=== Section Start ===

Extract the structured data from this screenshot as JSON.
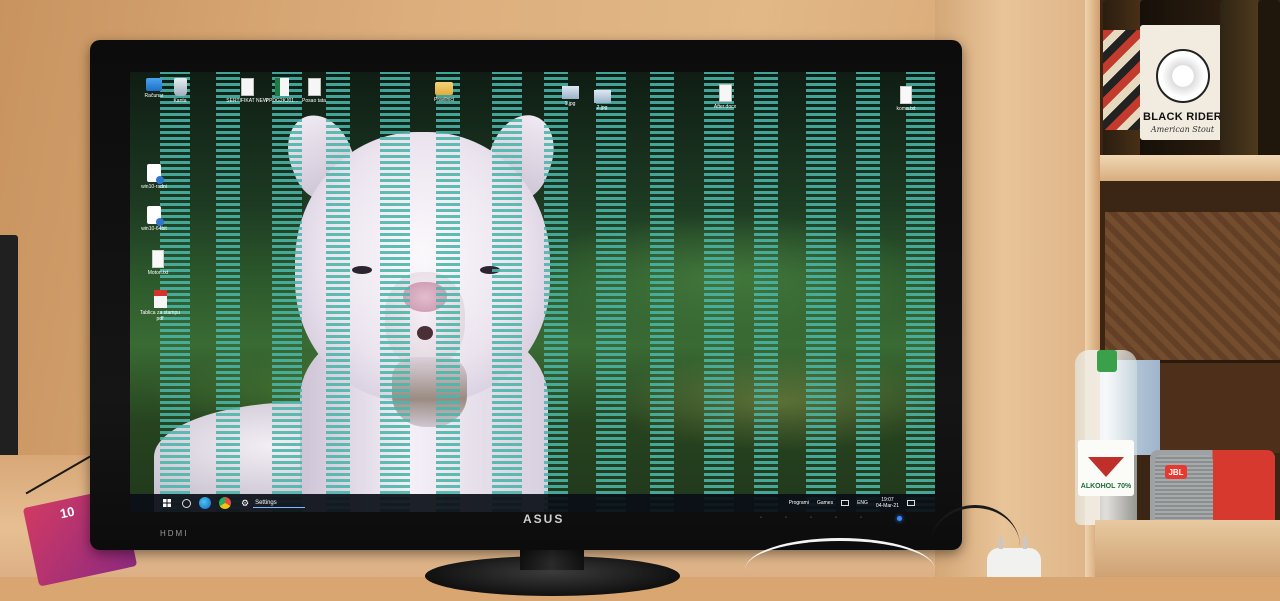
{
  "scene": {
    "monitor_brand": "ASUS",
    "monitor_port_label": "HDMI"
  },
  "desktop": {
    "icons": [
      {
        "name": "desktop-icon-racunar",
        "label": "Računar",
        "glyph": "pc"
      },
      {
        "name": "desktop-icon-kanta",
        "label": "Kanta",
        "glyph": "bin"
      },
      {
        "name": "desktop-icon-sertifikat",
        "label": "SERTIFIKAT NEW",
        "glyph": "doc"
      },
      {
        "name": "desktop-icon-ppdg",
        "label": "PPDG2KJ01...",
        "glyph": "xls"
      },
      {
        "name": "desktop-icon-posao-tata",
        "label": "Posao tata",
        "glyph": "doc"
      },
      {
        "name": "desktop-icon-pravilnici",
        "label": "Pravilnici",
        "glyph": "folder"
      },
      {
        "name": "desktop-icon-1jpg",
        "label": "1.jpg",
        "glyph": "jpg"
      },
      {
        "name": "desktop-icon-2jpg",
        "label": "2.jpg",
        "glyph": "jpg"
      },
      {
        "name": "desktop-icon-afterdocx",
        "label": "After.docx",
        "glyph": "doc"
      },
      {
        "name": "desktop-icon-komatxt",
        "label": "koma.txt",
        "glyph": "txt"
      },
      {
        "name": "desktop-icon-win10-radni",
        "label": "win10-radni",
        "glyph": "sh"
      },
      {
        "name": "desktop-icon-win10-64bit",
        "label": "win10-64bit",
        "glyph": "sh"
      },
      {
        "name": "desktop-icon-motori",
        "label": "Motori.txt",
        "glyph": "txt"
      },
      {
        "name": "desktop-icon-tablica",
        "label": "Tablica za stampu pdf",
        "glyph": "pdf"
      }
    ]
  },
  "taskbar": {
    "settings_label": "Settings",
    "tray_apps_label": "Programi",
    "tray_games_label": "Games",
    "tray_lang": "ENG",
    "clock_time": "19:07",
    "clock_date": "04-Mar-21"
  },
  "shelf": {
    "beer_name": "BLACK RIDER",
    "beer_subtitle": "American Stout",
    "bottle_label": "ALKOHOL 70%",
    "speaker_brand": "JBL",
    "promo_number": "10"
  }
}
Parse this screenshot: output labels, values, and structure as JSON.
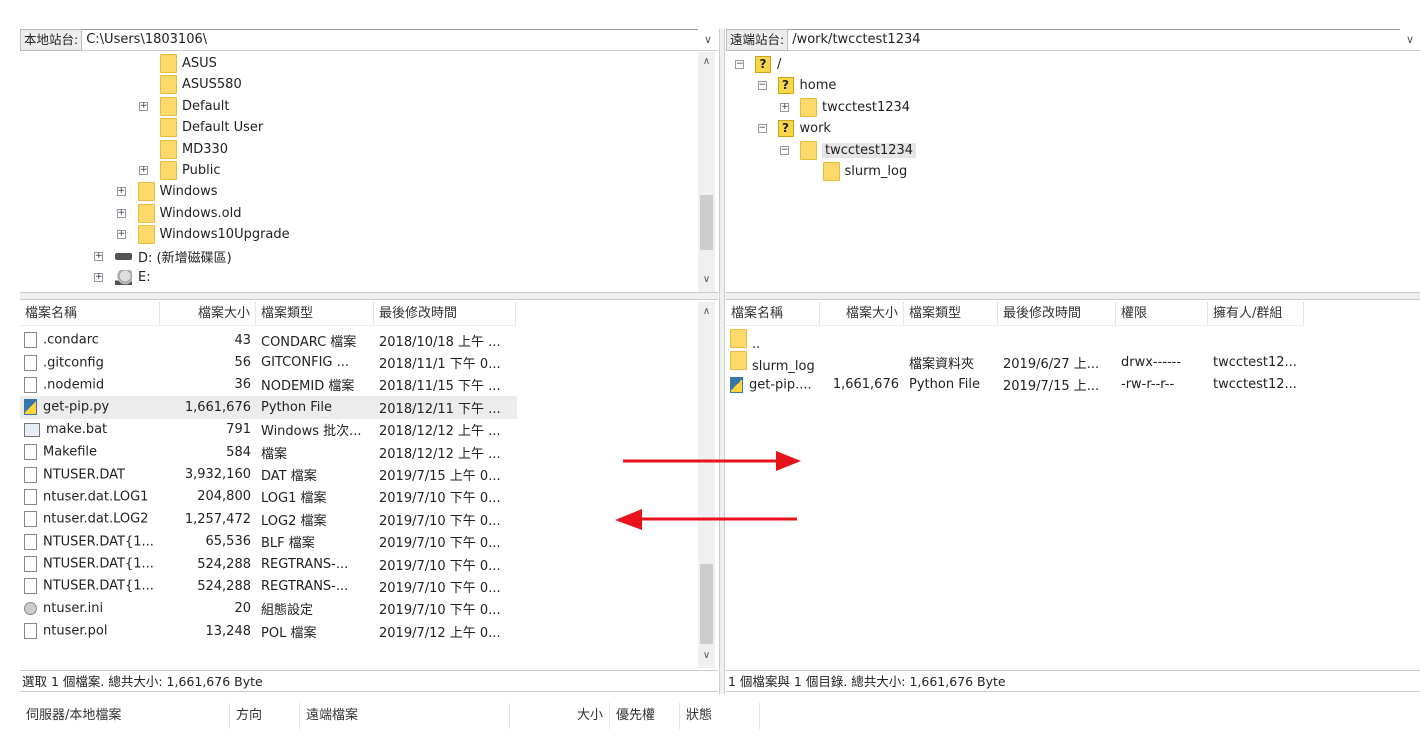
{
  "local": {
    "site_label": "本地站台:",
    "path": "C:\\Users\\1803106\\",
    "tree": [
      {
        "label": "ASUS",
        "icon": "folder",
        "level": 2,
        "exp": false
      },
      {
        "label": "ASUS580",
        "icon": "folder",
        "level": 2,
        "exp": false
      },
      {
        "label": "Default",
        "icon": "folder",
        "level": 2,
        "exp": true
      },
      {
        "label": "Default User",
        "icon": "folder",
        "level": 2,
        "exp": false
      },
      {
        "label": "MD330",
        "icon": "folder",
        "level": 2,
        "exp": false
      },
      {
        "label": "Public",
        "icon": "folder",
        "level": 2,
        "exp": true
      },
      {
        "label": "Windows",
        "icon": "folder",
        "level": 1,
        "exp": true
      },
      {
        "label": "Windows.old",
        "icon": "folder",
        "level": 1,
        "exp": true
      },
      {
        "label": "Windows10Upgrade",
        "icon": "folder",
        "level": 1,
        "exp": true
      },
      {
        "label": "D: (新增磁碟區)",
        "icon": "drive",
        "level": 0,
        "exp": true
      },
      {
        "label": "E:",
        "icon": "cd-drive",
        "level": 0,
        "exp": true
      }
    ],
    "columns": [
      "檔案名稱",
      "檔案大小",
      "檔案類型",
      "最後修改時間"
    ],
    "files": [
      {
        "name": ".condarc",
        "size": "43",
        "type": "CONDARC 檔案",
        "modified": "2018/10/18 上午 ...",
        "icon": "file"
      },
      {
        "name": ".gitconfig",
        "size": "56",
        "type": "GITCONFIG ...",
        "modified": "2018/11/1 下午 0...",
        "icon": "file"
      },
      {
        "name": ".nodemid",
        "size": "36",
        "type": "NODEMID 檔案",
        "modified": "2018/11/15 下午 ...",
        "icon": "file"
      },
      {
        "name": "get-pip.py",
        "size": "1,661,676",
        "type": "Python File",
        "modified": "2018/12/11 下午 ...",
        "icon": "python",
        "selected": true
      },
      {
        "name": "make.bat",
        "size": "791",
        "type": "Windows 批次...",
        "modified": "2018/12/12 上午 ...",
        "icon": "batch"
      },
      {
        "name": "Makefile",
        "size": "584",
        "type": "檔案",
        "modified": "2018/12/12 上午 ...",
        "icon": "file"
      },
      {
        "name": "NTUSER.DAT",
        "size": "3,932,160",
        "type": "DAT 檔案",
        "modified": "2019/7/15 上午 0...",
        "icon": "file"
      },
      {
        "name": "ntuser.dat.LOG1",
        "size": "204,800",
        "type": "LOG1 檔案",
        "modified": "2019/7/10 下午 0...",
        "icon": "file"
      },
      {
        "name": "ntuser.dat.LOG2",
        "size": "1,257,472",
        "type": "LOG2 檔案",
        "modified": "2019/7/10 下午 0...",
        "icon": "file"
      },
      {
        "name": "NTUSER.DAT{1...",
        "size": "65,536",
        "type": "BLF 檔案",
        "modified": "2019/7/10 下午 0...",
        "icon": "file"
      },
      {
        "name": "NTUSER.DAT{1...",
        "size": "524,288",
        "type": "REGTRANS-...",
        "modified": "2019/7/10 下午 0...",
        "icon": "file"
      },
      {
        "name": "NTUSER.DAT{1...",
        "size": "524,288",
        "type": "REGTRANS-...",
        "modified": "2019/7/10 下午 0...",
        "icon": "file"
      },
      {
        "name": "ntuser.ini",
        "size": "20",
        "type": "組態設定",
        "modified": "2019/7/10 下午 0...",
        "icon": "settings"
      },
      {
        "name": "ntuser.pol",
        "size": "13,248",
        "type": "POL 檔案",
        "modified": "2019/7/12 上午 0...",
        "icon": "file"
      }
    ],
    "status": "選取 1 個檔案. 總共大小: 1,661,676 Byte"
  },
  "remote": {
    "site_label": "遠端站台:",
    "path": "/work/twcctest1234",
    "tree": [
      {
        "label": "/",
        "icon": "unknown",
        "level": 0,
        "exp": "-"
      },
      {
        "label": "home",
        "icon": "unknown",
        "level": 1,
        "exp": "-"
      },
      {
        "label": "twcctest1234",
        "icon": "folder",
        "level": 2,
        "exp": "+"
      },
      {
        "label": "work",
        "icon": "unknown",
        "level": 1,
        "exp": "-"
      },
      {
        "label": "twcctest1234",
        "icon": "folder",
        "level": 2,
        "exp": "-",
        "selected": true
      },
      {
        "label": "slurm_log",
        "icon": "folder",
        "level": 3,
        "exp": ""
      }
    ],
    "columns": [
      "檔案名稱",
      "檔案大小",
      "檔案類型",
      "最後修改時間",
      "權限",
      "擁有人/群組"
    ],
    "files": [
      {
        "name": "..",
        "size": "",
        "type": "",
        "modified": "",
        "perm": "",
        "owner": "",
        "icon": "folder"
      },
      {
        "name": "slurm_log",
        "size": "",
        "type": "檔案資料夾",
        "modified": "2019/6/27 上...",
        "perm": "drwx------",
        "owner": "twcctest12...",
        "icon": "folder"
      },
      {
        "name": "get-pip....",
        "size": "1,661,676",
        "type": "Python File",
        "modified": "2019/7/15 上...",
        "perm": "-rw-r--r--",
        "owner": "twcctest12...",
        "icon": "python"
      }
    ],
    "status": "1 個檔案與 1 個目錄. 總共大小: 1,661,676 Byte"
  },
  "queue": {
    "columns": [
      "伺服器/本地檔案",
      "方向",
      "遠端檔案",
      "大小",
      "優先權",
      "狀態"
    ]
  },
  "colors": {
    "arrow": "#e8121b",
    "folder": "#fbd96a"
  }
}
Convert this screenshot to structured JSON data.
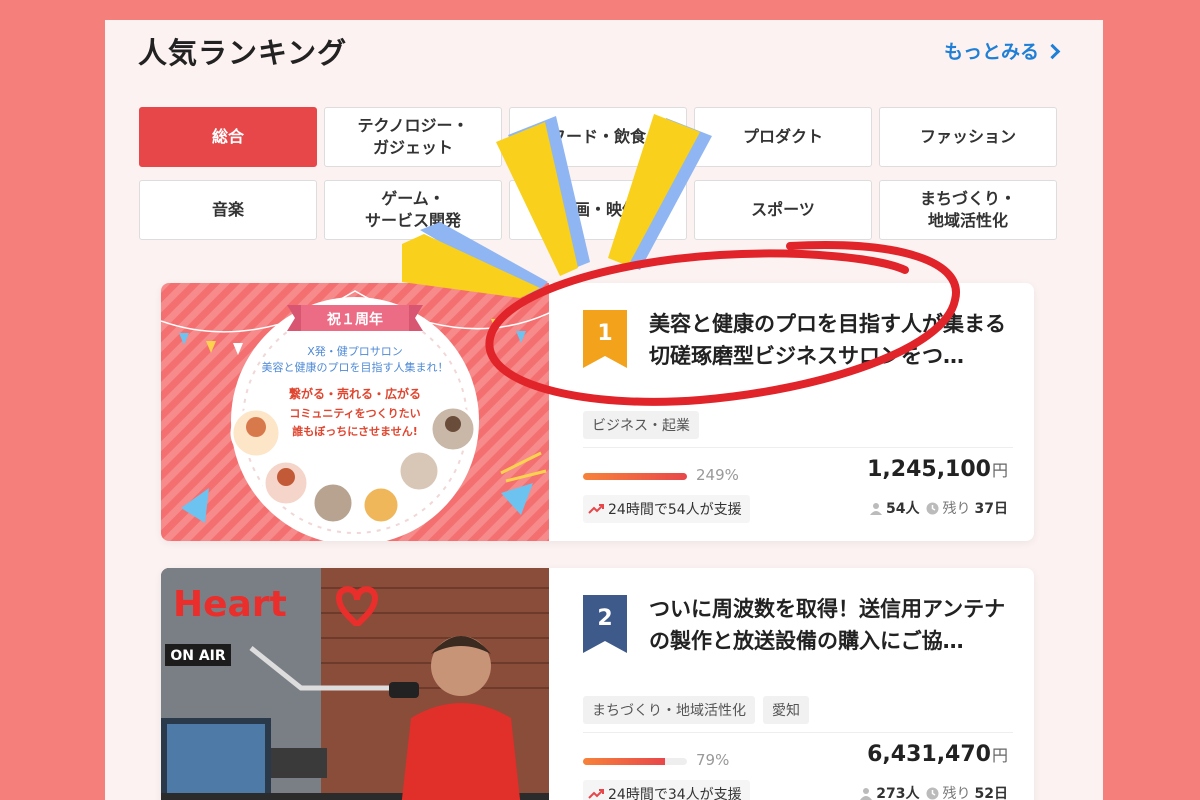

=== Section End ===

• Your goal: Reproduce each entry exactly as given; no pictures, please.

• Solution to the problem:
Extract the structured data from this screenshot as JSON.
{
  "scene": {
    "monitor_brand": "ASUS",
    "monitor_port_label": "HDMI"
  },
  "desktop": {
    "icons": [
      {
        "name": "desktop-icon-racunar",
        "label": "Računar",
        "glyph": "pc"
      },
      {
        "name": "desktop-icon-kanta",
        "label": "Kanta",
        "glyph": "bin"
      },
      {
        "name": "desktop-icon-sertifikat",
        "label": "SERTIFIKAT NEW",
        "glyph": "doc"
      },
      {
        "name": "desktop-icon-ppdg",
        "label": "PPDG2KJ01...",
        "glyph": "xls"
      },
      {
        "name": "desktop-icon-posao-tata",
        "label": "Posao tata",
        "glyph": "doc"
      },
      {
        "name": "desktop-icon-pravilnici",
        "label": "Pravilnici",
        "glyph": "folder"
      },
      {
        "name": "desktop-icon-1jpg",
        "label": "1.jpg",
        "glyph": "jpg"
      },
      {
        "name": "desktop-icon-2jpg",
        "label": "2.jpg",
        "glyph": "jpg"
      },
      {
        "name": "desktop-icon-afterdocx",
        "label": "After.docx",
        "glyph": "doc"
      },
      {
        "name": "desktop-icon-komatxt",
        "label": "koma.txt",
        "glyph": "txt"
      },
      {
        "name": "desktop-icon-win10-radni",
        "label": "win10-radni",
        "glyph": "sh"
      },
      {
        "name": "desktop-icon-win10-64bit",
        "label": "win10-64bit",
        "glyph": "sh"
      },
      {
        "name": "desktop-icon-motori",
        "label": "Motori.txt",
        "glyph": "txt"
      },
      {
        "name": "desktop-icon-tablica",
        "label": "Tablica za stampu pdf",
        "glyph": "pdf"
      }
    ]
  },
  "taskbar": {
    "settings_label": "Settings",
    "tray_apps_label": "Programi",
    "tray_games_label": "Games",
    "tray_lang": "ENG",
    "clock_time": "19:07",
    "clock_date": "04-Mar-21"
  },
  "shelf": {
    "beer_name": "BLACK RIDER",
    "beer_subtitle": "American Stout",
    "bottle_label": "ALKOHOL 70%",
    "speaker_brand": "JBL",
    "promo_number": "10"
  }
}
Parse this screenshot: output labels, values, and structure as JSON.
{
  "local": {
    "site_label": "本地站台:",
    "path": "C:\\Users\\1803106\\",
    "tree": [
      {
        "label": "ASUS",
        "icon": "folder",
        "level": 2,
        "exp": false
      },
      {
        "label": "ASUS580",
        "icon": "folder",
        "level": 2,
        "exp": false
      },
      {
        "label": "Default",
        "icon": "folder",
        "level": 2,
        "exp": true
      },
      {
        "label": "Default User",
        "icon": "folder",
        "level": 2,
        "exp": false
      },
      {
        "label": "MD330",
        "icon": "folder",
        "level": 2,
        "exp": false
      },
      {
        "label": "Public",
        "icon": "folder",
        "level": 2,
        "exp": true
      },
      {
        "label": "Windows",
        "icon": "folder",
        "level": 1,
        "exp": true
      },
      {
        "label": "Windows.old",
        "icon": "folder",
        "level": 1,
        "exp": true
      },
      {
        "label": "Windows10Upgrade",
        "icon": "folder",
        "level": 1,
        "exp": true
      },
      {
        "label": "D: (新增磁碟區)",
        "icon": "drive",
        "level": 0,
        "exp": true
      },
      {
        "label": "E:",
        "icon": "cd-drive",
        "level": 0,
        "exp": true
      }
    ],
    "columns": [
      "檔案名稱",
      "檔案大小",
      "檔案類型",
      "最後修改時間"
    ],
    "files": [
      {
        "name": ".condarc",
        "size": "43",
        "type": "CONDARC 檔案",
        "modified": "2018/10/18 上午 ...",
        "icon": "file"
      },
      {
        "name": ".gitconfig",
        "size": "56",
        "type": "GITCONFIG ...",
        "modified": "2018/11/1 下午 0...",
        "icon": "file"
      },
      {
        "name": ".nodemid",
        "size": "36",
        "type": "NODEMID 檔案",
        "modified": "2018/11/15 下午 ...",
        "icon": "file"
      },
      {
        "name": "get-pip.py",
        "size": "1,661,676",
        "type": "Python File",
        "modified": "2018/12/11 下午 ...",
        "icon": "python",
        "selected": true
      },
      {
        "name": "make.bat",
        "size": "791",
        "type": "Windows 批次...",
        "modified": "2018/12/12 上午 ...",
        "icon": "batch"
      },
      {
        "name": "Makefile",
        "size": "584",
        "type": "檔案",
        "modified": "2018/12/12 上午 ...",
        "icon": "file"
      },
      {
        "name": "NTUSER.DAT",
        "size": "3,932,160",
        "type": "DAT 檔案",
        "modified": "2019/7/15 上午 0...",
        "icon": "file"
      },
      {
        "name": "ntuser.dat.LOG1",
        "size": "204,800",
        "type": "LOG1 檔案",
        "modified": "2019/7/10 下午 0...",
        "icon": "file"
      },
      {
        "name": "ntuser.dat.LOG2",
        "size": "1,257,472",
        "type": "LOG2 檔案",
        "modified": "2019/7/10 下午 0...",
        "icon": "file"
      },
      {
        "name": "NTUSER.DAT{1...",
        "size": "65,536",
        "type": "BLF 檔案",
        "modified": "2019/7/10 下午 0...",
        "icon": "file"
      },
      {
        "name": "NTUSER.DAT{1...",
        "size": "524,288",
        "type": "REGTRANS-...",
        "modified": "2019/7/10 下午 0...",
        "icon": "file"
      },
      {
        "name": "NTUSER.DAT{1...",
        "size": "524,288",
        "type": "REGTRANS-...",
        "modified": "2019/7/10 下午 0...",
        "icon": "file"
      },
      {
        "name": "ntuser.ini",
        "size": "20",
        "type": "組態設定",
        "modified": "2019/7/10 下午 0...",
        "icon": "settings"
      },
      {
        "name": "ntuser.pol",
        "size": "13,248",
        "type": "POL 檔案",
        "modified": "2019/7/12 上午 0...",
        "icon": "file"
      }
    ],
    "status": "選取 1 個檔案. 總共大小: 1,661,676 Byte"
  },
  "remote": {
    "site_label": "遠端站台:",
    "path": "/work/twcctest1234",
    "tree": [
      {
        "label": "/",
        "icon": "unknown",
        "level": 0,
        "exp": "-"
      },
      {
        "label": "home",
        "icon": "unknown",
        "level": 1,
        "exp": "-"
      },
      {
        "label": "twcctest1234",
        "icon": "folder",
        "level": 2,
        "exp": "+"
      },
      {
        "label": "work",
        "icon": "unknown",
        "level": 1,
        "exp": "-"
      },
      {
        "label": "twcctest1234",
        "icon": "folder",
        "level": 2,
        "exp": "-",
        "selected": true
      },
      {
        "label": "slurm_log",
        "icon": "folder",
        "level": 3,
        "exp": ""
      }
    ],
    "columns": [
      "檔案名稱",
      "檔案大小",
      "檔案類型",
      "最後修改時間",
      "權限",
      "擁有人/群組"
    ],
    "files": [
      {
        "name": "..",
        "size": "",
        "type": "",
        "modified": "",
        "perm": "",
        "owner": "",
        "icon": "folder"
      },
      {
        "name": "slurm_log",
        "size": "",
        "type": "檔案資料夾",
        "modified": "2019/6/27 上...",
        "perm": "drwx------",
        "owner": "twcctest12...",
        "icon": "folder"
      },
      {
        "name": "get-pip....",
        "size": "1,661,676",
        "type": "Python File",
        "modified": "2019/7/15 上...",
        "perm": "-rw-r--r--",
        "owner": "twcctest12...",
        "icon": "python"
      }
    ],
    "status": "1 個檔案與 1 個目錄. 總共大小: 1,661,676 Byte"
  },
  "queue": {
    "columns": [
      "伺服器/本地檔案",
      "方向",
      "遠端檔案",
      "大小",
      "優先權",
      "狀態"
    ]
  },
  "colors": {
    "arrow": "#e8121b",
    "folder": "#fbd96a"
  }
}
Convert this screenshot to structured JSON data.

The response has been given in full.